▶ [Problem]:
Pull out every line below containing the word "screenshot".
----------------
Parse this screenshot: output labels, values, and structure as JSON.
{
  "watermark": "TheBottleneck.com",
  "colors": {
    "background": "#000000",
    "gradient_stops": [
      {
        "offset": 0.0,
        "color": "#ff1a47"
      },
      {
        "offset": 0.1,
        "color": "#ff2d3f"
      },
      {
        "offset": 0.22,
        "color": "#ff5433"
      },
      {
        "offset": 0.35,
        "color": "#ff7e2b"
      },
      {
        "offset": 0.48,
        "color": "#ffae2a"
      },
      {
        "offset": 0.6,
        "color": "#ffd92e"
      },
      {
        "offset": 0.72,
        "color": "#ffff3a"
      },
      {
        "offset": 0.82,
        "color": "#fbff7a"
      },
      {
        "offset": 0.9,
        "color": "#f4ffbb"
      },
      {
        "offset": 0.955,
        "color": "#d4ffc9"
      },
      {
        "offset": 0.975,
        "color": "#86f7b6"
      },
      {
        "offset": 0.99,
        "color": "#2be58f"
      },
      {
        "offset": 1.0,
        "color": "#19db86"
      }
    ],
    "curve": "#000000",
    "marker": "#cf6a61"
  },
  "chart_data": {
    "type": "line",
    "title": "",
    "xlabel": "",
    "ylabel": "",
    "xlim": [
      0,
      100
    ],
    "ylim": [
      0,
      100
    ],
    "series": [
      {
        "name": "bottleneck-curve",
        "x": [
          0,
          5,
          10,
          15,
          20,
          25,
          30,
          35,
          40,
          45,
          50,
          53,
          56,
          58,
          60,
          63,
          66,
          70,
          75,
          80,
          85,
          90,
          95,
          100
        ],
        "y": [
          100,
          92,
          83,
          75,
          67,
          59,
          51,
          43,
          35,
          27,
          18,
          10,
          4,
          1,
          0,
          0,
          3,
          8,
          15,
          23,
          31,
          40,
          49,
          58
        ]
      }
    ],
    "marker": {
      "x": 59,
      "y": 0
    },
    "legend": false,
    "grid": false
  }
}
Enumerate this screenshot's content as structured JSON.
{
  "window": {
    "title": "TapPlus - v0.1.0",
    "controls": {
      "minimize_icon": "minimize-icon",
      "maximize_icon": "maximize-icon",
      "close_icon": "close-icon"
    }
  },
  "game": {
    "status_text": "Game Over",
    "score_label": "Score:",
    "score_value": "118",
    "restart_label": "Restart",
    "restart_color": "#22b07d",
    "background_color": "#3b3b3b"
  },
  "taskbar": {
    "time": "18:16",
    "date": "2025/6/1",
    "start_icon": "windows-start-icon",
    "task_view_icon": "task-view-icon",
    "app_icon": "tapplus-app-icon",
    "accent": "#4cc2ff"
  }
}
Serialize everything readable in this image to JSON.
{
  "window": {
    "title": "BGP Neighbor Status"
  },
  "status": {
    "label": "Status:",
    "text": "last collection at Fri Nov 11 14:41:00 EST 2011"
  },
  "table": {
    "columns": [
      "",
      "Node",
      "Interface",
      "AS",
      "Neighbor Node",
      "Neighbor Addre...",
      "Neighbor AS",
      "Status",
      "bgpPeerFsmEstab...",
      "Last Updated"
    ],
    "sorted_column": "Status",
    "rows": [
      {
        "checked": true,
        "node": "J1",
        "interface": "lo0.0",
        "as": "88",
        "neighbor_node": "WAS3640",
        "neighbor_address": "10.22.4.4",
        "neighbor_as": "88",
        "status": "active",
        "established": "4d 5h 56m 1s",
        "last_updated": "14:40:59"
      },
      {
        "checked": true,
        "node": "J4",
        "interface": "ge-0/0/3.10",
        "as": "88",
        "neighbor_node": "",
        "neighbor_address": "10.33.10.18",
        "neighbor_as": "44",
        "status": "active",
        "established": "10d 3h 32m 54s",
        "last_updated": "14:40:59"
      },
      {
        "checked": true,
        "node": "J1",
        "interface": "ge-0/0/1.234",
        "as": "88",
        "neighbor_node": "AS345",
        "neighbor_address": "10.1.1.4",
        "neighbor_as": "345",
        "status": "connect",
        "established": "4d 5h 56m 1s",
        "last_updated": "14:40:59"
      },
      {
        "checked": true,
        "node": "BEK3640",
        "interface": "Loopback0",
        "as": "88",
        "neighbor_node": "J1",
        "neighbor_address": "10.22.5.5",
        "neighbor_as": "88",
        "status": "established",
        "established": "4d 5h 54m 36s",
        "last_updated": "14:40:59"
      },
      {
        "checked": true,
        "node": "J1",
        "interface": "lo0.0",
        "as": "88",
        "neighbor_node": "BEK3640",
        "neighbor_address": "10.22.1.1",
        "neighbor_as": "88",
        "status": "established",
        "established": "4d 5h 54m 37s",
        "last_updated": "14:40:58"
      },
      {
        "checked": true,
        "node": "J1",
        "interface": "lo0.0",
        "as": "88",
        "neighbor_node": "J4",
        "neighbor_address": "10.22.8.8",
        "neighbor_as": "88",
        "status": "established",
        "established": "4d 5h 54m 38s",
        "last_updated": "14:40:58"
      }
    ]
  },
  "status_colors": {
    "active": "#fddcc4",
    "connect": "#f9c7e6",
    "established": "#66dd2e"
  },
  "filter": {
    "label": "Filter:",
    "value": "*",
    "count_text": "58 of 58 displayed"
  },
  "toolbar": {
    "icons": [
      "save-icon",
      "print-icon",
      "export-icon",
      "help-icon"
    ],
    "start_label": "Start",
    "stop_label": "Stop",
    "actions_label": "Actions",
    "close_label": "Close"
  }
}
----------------
▶ [Written solution]:
Parse this screenshot: output labels, values, and structure as JSON.
Enumerate this screenshot's content as structured JSON.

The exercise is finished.